As the deputy, I have been appointed by our Secretary of State to lead the team that oversees cybersecurity for our entire office, from our Business Division to elections. Basically, all online, consumer facing, and internal systems. As such, we monitor IdahoVotes.gov, online voter registration, and the voter registration database for elections. Elections, however, are run by our 44 respective counties in Idaho, so we also support them with intel and cyber best-practices.
Do you think all the warnings from federal officials and an unprecedented Aug. 3, briefing on the threats to U.S. elections are warranted?

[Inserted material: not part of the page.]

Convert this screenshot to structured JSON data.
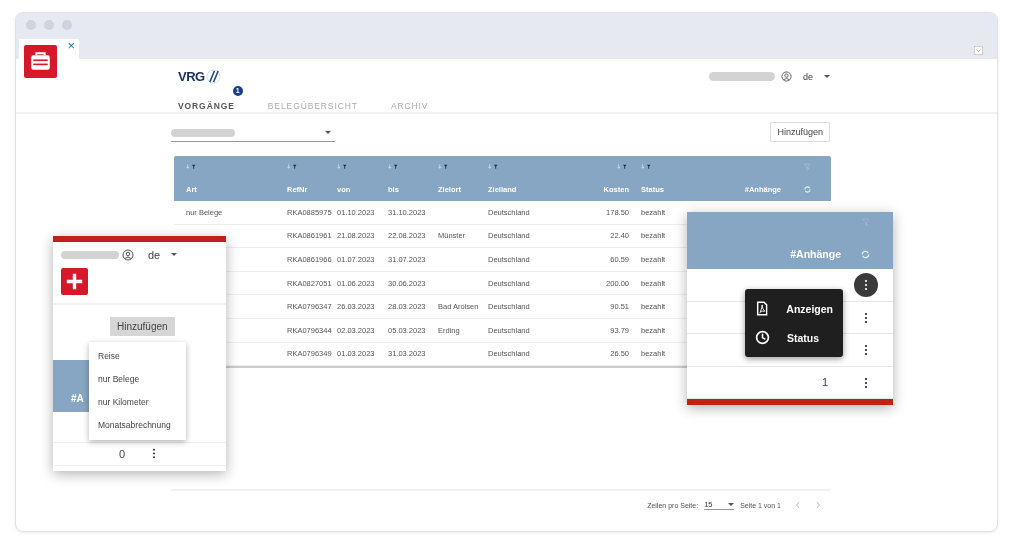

Absolutely. We have seen first-hand across the U.S. that nation-state actors and international interests are actively looking for exploit opportunities in our systems. The motives are unclear and varied, but the presence and the threats are definitely real.
What are your personal cybersecurity concerns about the November 2018 elections?
Two, really. Defacements and phishing. Defacements are always a big concern. While they amount to little more than digital graffiti and are mostly just an annoyance, they can have a huge impact on consumer trust. The motive is typically little more than eroding public confidence in the system and defacing a relatively associated site like our business division homepage could be seen by consumers as, “The Secretary of State’s website was ‘hacked’…” even though it would be fully disconnected from elections. The second biggest concern is phishing’s growing effectiveness at exploiting the ever-present human factor — inherently the weakest link in any system.
Please describe how elections are conducted in Idaho. Is there vote by mail? Do you have electronic voting machines? Is there a paper ballot backup for every vote?
Our simple safety net in Idaho is that we are a 100 percent paper ballot state. You can vote early or absentee by mail in many counties, but even there we have paper. Some counties use electronic tabulators, but they are air-gapped from the Internet. Some still hand count. It is a diverse system with 44 different counties running 44 unique variations on common themes. That actually lends to the security aspect, since it is extremely hard to manipulate something so federated.
What types of actions has your office taken in response to the potential for foreign or other party interference in the election system?
Our office has taken considerable strides in improving our cyber-resiliency posture. We employ a broad-spectrum approach that includes social media, Web, internal and external systems. We deploy several different layers of software protection, and we look at cyber-responses across the full threat life cycle. That means, for example, that we have protocols not only for limiting access (prevention), but also to identify, isolate, disable, eradicate and mitigate bad actors if prior layers of protection should be compromised.
It is the independent counties that make up a state election system in the United States. What advantage does a decentralized election process have and what complications are caused by having a wide number of organizations administering elections?
The most difficult part of any system is the human error factor. That is why phishing is such a concern. Especially with the timing of the hurricane season and the devastation on the coast right now. It creates an intersection at the familiarity of a specific story in the press with the high empathy of human interest during a disaster. That makes a compelling cover for a bad actor. That said, the divested nature of a decentralized system is also what makes it hard to have a big impact. You would have to reach into many, dissociated systems to swing the totals.
What do you project for future elections? Is this the new normal going forward?
We feel that this is a new normal. It is certainly a race we will be in for the foreseeable future, and it is definitely not a sprint. It means constantly re-evaluating, taking stock of where we are, and adjusting as new intel comes to the surface. That is why the information sharing groups like EI-ISAC [Elections Infrastructure Information Sharing and Analysis Center] and MS-ISAC [Multi-State Information Sharing and Analysis Center] are proving to be a value, along with the services we receive from partners like DHS and the FBI. Knowledge is key to this race.
Lastly, what can tell me about the integrity of the election system in the U.S. and Idaho?
Our diversified system across the country, and those that operate it, is our biggest strength. Democracy is not a computer system. It is not a particular process. It is an ideal. It is the premise that votes, that voices, will be heard. You can try to attack that, but at the end of the day, it will stand. Our elections process is complex, it is varied, but it is held dear by those who steward it. We will, as we always have, find our way forward in this new environment, and those who choose to have a voice through exercising their right to vote will continue to be heard, one ballot at a time.